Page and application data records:
[Start of Attachment]

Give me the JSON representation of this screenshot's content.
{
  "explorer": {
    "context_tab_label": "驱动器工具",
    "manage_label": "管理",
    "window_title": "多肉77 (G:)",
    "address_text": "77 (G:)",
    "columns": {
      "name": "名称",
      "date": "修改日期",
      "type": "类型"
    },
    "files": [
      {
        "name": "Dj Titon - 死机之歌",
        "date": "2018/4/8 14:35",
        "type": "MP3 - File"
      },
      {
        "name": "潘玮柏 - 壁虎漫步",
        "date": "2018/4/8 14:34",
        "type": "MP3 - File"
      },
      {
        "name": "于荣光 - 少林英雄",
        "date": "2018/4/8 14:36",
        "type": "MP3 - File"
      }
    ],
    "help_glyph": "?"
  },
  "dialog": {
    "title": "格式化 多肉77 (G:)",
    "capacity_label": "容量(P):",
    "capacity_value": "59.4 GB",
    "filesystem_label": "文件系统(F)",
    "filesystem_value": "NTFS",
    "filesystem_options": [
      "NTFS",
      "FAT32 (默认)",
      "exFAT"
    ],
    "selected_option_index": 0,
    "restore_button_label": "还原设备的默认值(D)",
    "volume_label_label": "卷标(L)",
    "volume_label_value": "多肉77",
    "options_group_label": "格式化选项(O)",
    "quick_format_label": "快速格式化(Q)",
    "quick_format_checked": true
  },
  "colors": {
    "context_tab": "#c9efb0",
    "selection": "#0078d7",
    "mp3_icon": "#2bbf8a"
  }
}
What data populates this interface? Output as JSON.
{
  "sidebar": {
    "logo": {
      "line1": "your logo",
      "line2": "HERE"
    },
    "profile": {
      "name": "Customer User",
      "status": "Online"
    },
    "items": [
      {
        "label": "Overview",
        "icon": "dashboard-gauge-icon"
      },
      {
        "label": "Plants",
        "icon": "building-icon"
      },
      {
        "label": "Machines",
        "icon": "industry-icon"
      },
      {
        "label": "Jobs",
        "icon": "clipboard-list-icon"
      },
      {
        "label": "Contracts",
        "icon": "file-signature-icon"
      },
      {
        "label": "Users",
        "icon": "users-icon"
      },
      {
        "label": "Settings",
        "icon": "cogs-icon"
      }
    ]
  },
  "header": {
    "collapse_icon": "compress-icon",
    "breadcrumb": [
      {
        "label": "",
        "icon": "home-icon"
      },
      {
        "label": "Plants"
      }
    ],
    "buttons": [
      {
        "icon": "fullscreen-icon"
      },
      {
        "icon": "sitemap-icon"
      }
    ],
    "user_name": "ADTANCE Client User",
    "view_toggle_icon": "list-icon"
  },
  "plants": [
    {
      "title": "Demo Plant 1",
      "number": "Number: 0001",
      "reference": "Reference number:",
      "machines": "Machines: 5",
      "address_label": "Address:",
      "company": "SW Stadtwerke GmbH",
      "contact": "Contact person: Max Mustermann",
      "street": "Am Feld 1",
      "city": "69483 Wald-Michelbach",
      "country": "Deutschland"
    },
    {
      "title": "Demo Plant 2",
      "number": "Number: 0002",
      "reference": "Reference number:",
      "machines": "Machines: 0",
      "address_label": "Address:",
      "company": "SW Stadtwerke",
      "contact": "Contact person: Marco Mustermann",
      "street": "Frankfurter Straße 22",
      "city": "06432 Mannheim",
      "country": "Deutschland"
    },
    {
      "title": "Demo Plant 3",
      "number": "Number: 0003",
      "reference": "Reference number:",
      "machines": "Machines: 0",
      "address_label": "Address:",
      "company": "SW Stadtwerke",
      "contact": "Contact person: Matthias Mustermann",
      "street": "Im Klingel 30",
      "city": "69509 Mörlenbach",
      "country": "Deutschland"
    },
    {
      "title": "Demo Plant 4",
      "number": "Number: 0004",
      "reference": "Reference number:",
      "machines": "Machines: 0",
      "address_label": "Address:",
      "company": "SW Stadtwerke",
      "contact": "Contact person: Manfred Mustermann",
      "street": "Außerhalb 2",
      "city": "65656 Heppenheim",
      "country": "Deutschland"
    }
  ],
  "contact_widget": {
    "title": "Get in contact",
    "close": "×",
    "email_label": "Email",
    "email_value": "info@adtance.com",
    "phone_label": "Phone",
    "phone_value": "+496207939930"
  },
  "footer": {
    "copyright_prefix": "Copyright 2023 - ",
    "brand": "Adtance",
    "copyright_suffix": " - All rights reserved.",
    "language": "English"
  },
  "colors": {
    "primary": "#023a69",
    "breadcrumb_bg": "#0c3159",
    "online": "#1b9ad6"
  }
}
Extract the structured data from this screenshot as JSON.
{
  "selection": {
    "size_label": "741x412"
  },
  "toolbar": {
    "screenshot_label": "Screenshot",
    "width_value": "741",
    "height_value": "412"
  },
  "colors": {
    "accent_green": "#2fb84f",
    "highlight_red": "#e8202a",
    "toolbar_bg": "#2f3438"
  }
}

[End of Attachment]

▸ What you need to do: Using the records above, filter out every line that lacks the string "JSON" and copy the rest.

▸ Answer box:
Give me the JSON representation of this screenshot's content.
What data populates this interface? Output as JSON.
Extract the structured data from this screenshot as JSON.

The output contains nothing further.